More to Come in the Single-Use Saga
The California Legislature is poised to push forward these amended bills, whether in their current or revised form. The Senate and Assembly passed each bill in their respective houses on May 30, 2019. The deadline for the bills to pass in the second house, either the Senate or Assembly depending on the house of origination, is September 13, 2019. If passed, the bills would land on the Governor's desk to be signed or vetoed within 30 days, by October 13, 2019. If the bills fail passage this year, because California is in the first of the two-year legislative session, the bills may resume where they left off in the process during the next legislative session.
Although narrowed in scope by the May amendments to eliminate the regulations of single-use consumer products more generally, these bills still represent some of the most far-reaching and significant regulations of consumer products and packaging ever in California.

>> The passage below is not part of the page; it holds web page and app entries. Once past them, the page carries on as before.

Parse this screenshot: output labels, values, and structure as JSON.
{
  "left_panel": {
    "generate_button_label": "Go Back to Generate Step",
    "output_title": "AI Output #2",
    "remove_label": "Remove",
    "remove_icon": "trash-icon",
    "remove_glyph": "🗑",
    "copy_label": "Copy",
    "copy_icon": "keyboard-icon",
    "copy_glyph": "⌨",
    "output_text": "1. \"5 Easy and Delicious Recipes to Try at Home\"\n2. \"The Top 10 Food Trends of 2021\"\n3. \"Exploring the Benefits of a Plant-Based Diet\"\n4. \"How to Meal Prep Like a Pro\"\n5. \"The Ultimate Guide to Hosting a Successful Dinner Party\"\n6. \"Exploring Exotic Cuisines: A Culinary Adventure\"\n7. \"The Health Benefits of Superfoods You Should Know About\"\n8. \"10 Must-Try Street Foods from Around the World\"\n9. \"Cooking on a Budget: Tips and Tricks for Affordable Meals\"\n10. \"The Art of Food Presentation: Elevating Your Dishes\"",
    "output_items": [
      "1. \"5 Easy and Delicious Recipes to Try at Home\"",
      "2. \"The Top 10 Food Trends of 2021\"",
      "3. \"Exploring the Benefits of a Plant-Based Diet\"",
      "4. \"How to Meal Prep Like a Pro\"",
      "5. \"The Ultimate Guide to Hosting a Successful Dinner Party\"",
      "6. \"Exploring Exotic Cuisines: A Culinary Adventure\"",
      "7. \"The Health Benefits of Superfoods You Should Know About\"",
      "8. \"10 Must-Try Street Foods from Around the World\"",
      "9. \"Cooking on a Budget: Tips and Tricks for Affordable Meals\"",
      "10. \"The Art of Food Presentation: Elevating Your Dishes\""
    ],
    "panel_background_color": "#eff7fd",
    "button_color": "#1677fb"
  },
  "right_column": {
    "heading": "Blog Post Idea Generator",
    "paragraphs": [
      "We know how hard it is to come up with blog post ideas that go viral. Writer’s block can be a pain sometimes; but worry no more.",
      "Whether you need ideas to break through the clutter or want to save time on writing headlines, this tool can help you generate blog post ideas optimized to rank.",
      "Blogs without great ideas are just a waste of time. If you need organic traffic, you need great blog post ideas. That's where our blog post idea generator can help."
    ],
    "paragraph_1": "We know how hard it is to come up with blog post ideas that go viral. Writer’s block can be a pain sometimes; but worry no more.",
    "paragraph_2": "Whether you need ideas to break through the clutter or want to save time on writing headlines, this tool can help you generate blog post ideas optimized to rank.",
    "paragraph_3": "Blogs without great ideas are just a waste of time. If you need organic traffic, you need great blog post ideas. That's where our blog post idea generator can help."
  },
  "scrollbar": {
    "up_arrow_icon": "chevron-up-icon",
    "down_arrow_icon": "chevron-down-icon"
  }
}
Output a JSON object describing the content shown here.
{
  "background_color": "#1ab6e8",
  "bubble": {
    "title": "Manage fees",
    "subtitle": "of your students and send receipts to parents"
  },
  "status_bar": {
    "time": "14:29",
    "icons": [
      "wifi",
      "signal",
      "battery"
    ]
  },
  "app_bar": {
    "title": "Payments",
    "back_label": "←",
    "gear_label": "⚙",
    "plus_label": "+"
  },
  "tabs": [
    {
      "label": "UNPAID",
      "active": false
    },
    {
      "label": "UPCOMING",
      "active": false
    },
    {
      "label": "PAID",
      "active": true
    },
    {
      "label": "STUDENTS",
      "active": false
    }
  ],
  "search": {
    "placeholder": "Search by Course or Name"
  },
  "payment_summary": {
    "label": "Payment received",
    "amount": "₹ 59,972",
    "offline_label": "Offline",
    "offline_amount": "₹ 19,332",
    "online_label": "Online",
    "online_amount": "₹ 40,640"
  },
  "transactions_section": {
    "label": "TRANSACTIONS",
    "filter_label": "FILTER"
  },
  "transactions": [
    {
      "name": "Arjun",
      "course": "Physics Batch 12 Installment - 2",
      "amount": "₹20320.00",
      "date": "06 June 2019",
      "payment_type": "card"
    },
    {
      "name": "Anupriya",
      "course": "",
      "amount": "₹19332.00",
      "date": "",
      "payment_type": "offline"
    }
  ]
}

From a consumer product standpoint, the bills have been largely narrowed by the amendments to the top 10 most littered plastic products, but from a packaging standpoint, the bills still seek to regulate all single-use consumer product packaging broadly delegate regulatory authority to CalRecycle. Importantly, there is no identified funding mechanism in the proposed bills, which means the proponents will need to seek a budget request, or (in the more likely scenario) CalRecycle would be given the authority to impose a fee on regulated entities to cover costs.
© Arnold & Porter Kaye Scholer LLP 2019 All Rights Reserved. This Advisory is intended to be a general summary of the law and does not constitute legal advice. You should consult with counsel to determine applicable legal requirements in a specific fact situation.
California Department of Resources Recycling and Recovery, State of Disposal and Recycling in California – 2017 Update, Publication # DRRR-2017-01612, at 1 (Aug. 2017)(hereinafter CalRecycle Report). This figure was calculated in relation to waste generation per resident per day and measures all disposal-related activity.
"Local recycling programs rely on foreign countries' willingness to import recyclable materials." Letter from Alameda County to Governor Gavin Newsom RE: Statewide Commission on Recycling Markets (Draft) (Feb. 5, 2019).